* **Work to be completed**
Write out each line of the entries below that holds the word "icon".

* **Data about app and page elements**
##############################

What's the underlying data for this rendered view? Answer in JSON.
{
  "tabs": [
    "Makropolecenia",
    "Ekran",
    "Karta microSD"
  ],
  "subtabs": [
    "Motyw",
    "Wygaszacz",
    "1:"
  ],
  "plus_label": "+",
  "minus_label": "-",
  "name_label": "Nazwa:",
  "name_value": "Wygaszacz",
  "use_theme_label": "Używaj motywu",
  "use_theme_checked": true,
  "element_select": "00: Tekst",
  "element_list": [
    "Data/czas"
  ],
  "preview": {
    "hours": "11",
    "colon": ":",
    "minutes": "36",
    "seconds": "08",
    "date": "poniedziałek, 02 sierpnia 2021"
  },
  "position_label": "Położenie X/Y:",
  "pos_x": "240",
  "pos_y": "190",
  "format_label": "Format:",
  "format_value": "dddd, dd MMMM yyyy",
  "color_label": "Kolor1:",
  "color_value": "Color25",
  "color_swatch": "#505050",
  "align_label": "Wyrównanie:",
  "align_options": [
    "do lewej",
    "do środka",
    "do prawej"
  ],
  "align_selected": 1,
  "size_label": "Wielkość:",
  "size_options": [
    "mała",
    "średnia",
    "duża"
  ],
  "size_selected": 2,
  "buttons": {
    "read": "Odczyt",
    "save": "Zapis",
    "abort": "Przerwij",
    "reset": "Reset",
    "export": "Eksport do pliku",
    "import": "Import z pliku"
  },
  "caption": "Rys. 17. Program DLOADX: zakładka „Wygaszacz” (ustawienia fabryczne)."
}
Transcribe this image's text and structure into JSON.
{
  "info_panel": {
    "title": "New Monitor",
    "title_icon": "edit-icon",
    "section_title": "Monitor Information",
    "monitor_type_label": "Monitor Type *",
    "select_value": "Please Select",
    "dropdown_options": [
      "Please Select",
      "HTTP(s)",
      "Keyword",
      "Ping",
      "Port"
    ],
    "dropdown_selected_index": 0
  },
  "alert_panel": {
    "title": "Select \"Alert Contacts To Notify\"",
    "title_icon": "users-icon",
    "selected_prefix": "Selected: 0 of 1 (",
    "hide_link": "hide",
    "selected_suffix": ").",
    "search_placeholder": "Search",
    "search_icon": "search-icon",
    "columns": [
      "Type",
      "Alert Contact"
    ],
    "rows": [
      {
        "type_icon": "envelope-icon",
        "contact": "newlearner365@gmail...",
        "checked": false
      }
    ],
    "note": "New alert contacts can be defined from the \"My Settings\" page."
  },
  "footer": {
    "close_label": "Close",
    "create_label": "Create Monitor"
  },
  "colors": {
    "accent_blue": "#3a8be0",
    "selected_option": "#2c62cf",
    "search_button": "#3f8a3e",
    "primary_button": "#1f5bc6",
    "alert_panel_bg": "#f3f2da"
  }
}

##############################

* **Task response**
    "title_icon": "edit-icon",
    "title_icon": "users-icon",
    "search_icon": "search-icon",
        "type_icon": "envelope-icon",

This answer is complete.